A stiff one.
There was an empty stool next to her, because although Rosalie was very alluring, she wasn’t exactly inviting. Truth be told, people could (and did) say the same thing about him. He slid his leg over the cheap black vinyl stool and sat down beside her as if their little spat earlier that day had never taken place. He didn’t look directly at her; he was too busy trying to catch the eye of the bartender. He still needed that drink.
“Boy, you’ve got some nerve,” she said incredulously, and he almost cringed at the venom in her voice.
He looked her straight in the eye. “So I’ve been told.” He waited for her response, which she didn’t seem inclined to offer. She only glared icily at him, which secretly intrigued him. Here was this talented, beautiful, confident (and maybe a touch proud) woman who knew who he was, understood his influence in their musical sphere and yet wasn’t intimidated by him. She wasn’t kissing his ass, or looking for a handout, or trying to seduce him. He looked away from her cold blue eyes and managed to get the bartender’s attention. He certainly wished then that he hadn’t made himself her enemy.
The bartender came over and Edward ordered himself a seven and seven, and noticing Rosalie’s beer was almost empty, quickly tacked on “…and a refill of whatever she’s drinking,” before Rosalie could protest. She huffed, but didn’t argue, and Edward wondered hopefully and briefly if she was able to hold her tongue after all. Their drinks came and Rosalie sipped on her beer pensively.
“Why?” was all she said, but Edward knew exactly what she was asking.
“I told you why. Your shifts were sloppy.”
“I beg to differ. I’ve been playing that pie-”
“And you can’t take criticism,” he interrupted her. “Listening to my instruction isn’t negotiable.”
Her face fell ever so slightly and only for the briefest of moments before her chin shot up proudly. “Any other advice you can offer, Maestro Cullen?” Her tone was tense but sincere.
“Look,” he said, softening his eyes as he looked at her. “You know you’re talented. You need to tone it down a little. Let the music own you a little, and not be so confident. You should think about that and then come back next season and audition again,” he suggested, but wasn’t sure what to make of the expression on her face. “Of course, it’s only advice. Take it or not,” he offered just to cover his bases. She looked away and took a healthy gulp of beer.

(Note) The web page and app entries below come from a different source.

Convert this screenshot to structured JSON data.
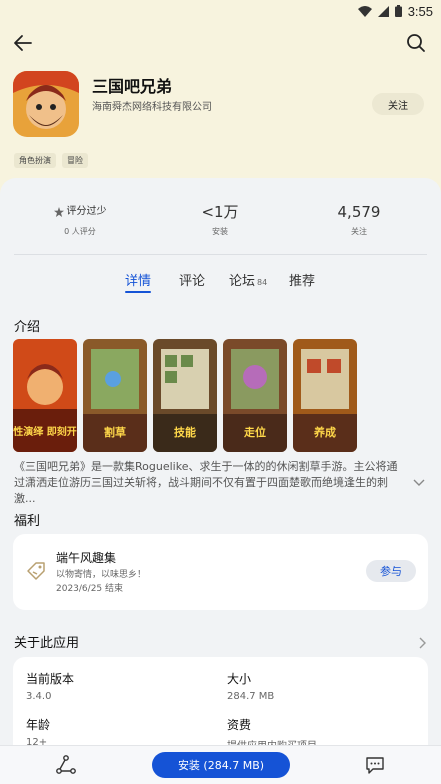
{
  "status": {
    "time": "3:55"
  },
  "app": {
    "name": "三国吧兄弟",
    "developer": "海南舜杰网络科技有限公司",
    "follow_label": "关注",
    "tags": [
      "角色扮演",
      "冒险"
    ]
  },
  "stats": {
    "rating_label": "评分过少",
    "rating_count": "0 人评分",
    "installs": "<1万",
    "installs_label": "安装",
    "follows": "4,579",
    "follows_label": "关注"
  },
  "tabs": {
    "details": "详情",
    "reviews": "评论",
    "forum": "论坛",
    "forum_count": "84",
    "recommend": "推荐"
  },
  "intro": {
    "title": "介绍",
    "screenshots": [
      {
        "caption": "魔性演绎 即刻开战",
        "bg": "#d04a18"
      },
      {
        "caption": "割草",
        "bg": "#3a6fb0"
      },
      {
        "caption": "技能",
        "bg": "#2f7a3a"
      },
      {
        "caption": "走位",
        "bg": "#b04aa8"
      },
      {
        "caption": "养成",
        "bg": "#c87a1a"
      }
    ],
    "description": "《三国吧兄弟》是一款集Roguelike、求生于一体的的休闲割草手游。主公将通过潇洒走位游历三国过关斩将，战斗期间不仅有置于四面楚歌而绝境逢生的刺激..."
  },
  "benefits": {
    "title": "福利",
    "card_title": "端午风趣集",
    "card_sub": "以物寄情，以味思乡！",
    "card_date": "2023/6/25 结束",
    "join_label": "参与"
  },
  "about": {
    "title": "关于此应用",
    "version_label": "当前版本",
    "version": "3.4.0",
    "size_label": "大小",
    "size": "284.7 MB",
    "age_label": "年龄",
    "age": "12+",
    "fee_label": "资费",
    "fee": "提供应用内购买项目"
  },
  "bottom": {
    "install_label": "安装 (284.7 MB)"
  },
  "colors": {
    "accent": "#1553d6",
    "header_bg": "#f7f3de",
    "sheet_bg": "#f1f3f5"
  }
}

“Well, I’ll be very interested to hear your technique tonight on the piano, now that I know it’s you back there. What a rare treat,” she said trying to hide her sarcasm and failing.
“Wonderful, I’m looking forward to hearing your opinion of my Andrews Sisters repertoire.” He smirked as she shot a murderous stare at Jasper. With that, Edward said goodbye to Rosalie Hale, picked up his drink and walked back to the piano.
He kept an eye on her from his tucked away little corner. She finished her beer, said her goodbyes to Mike Newton and the others, then left alone. He didn’t get to play Don’t Sit Under the Apple Tree for her, but perhaps that was for the best.
The rest of the night, he thought about Rosalie Hale. Of her flashing eyes and rigid posture, born from years of sitting behind her cello. Her pride in her ability, which in his view, bordered on conceit. His fingers caressed the piano as he played he-hardly-knew-what, and for the first time since… he couldn’t even remember, it wasn’t the music that kept Bella at bay, it was a woman.
Not a girl.
It was all very disconcerting.
When he got home he was still thinking about her, and as he took Jack for a quick walk before turning in for the night, he made a resolution. He would just stop thinking about her. So he did, for the most part. Kind of. Not really. In fact he fell asleep trying to decide exactly what shade of blonde her hair was.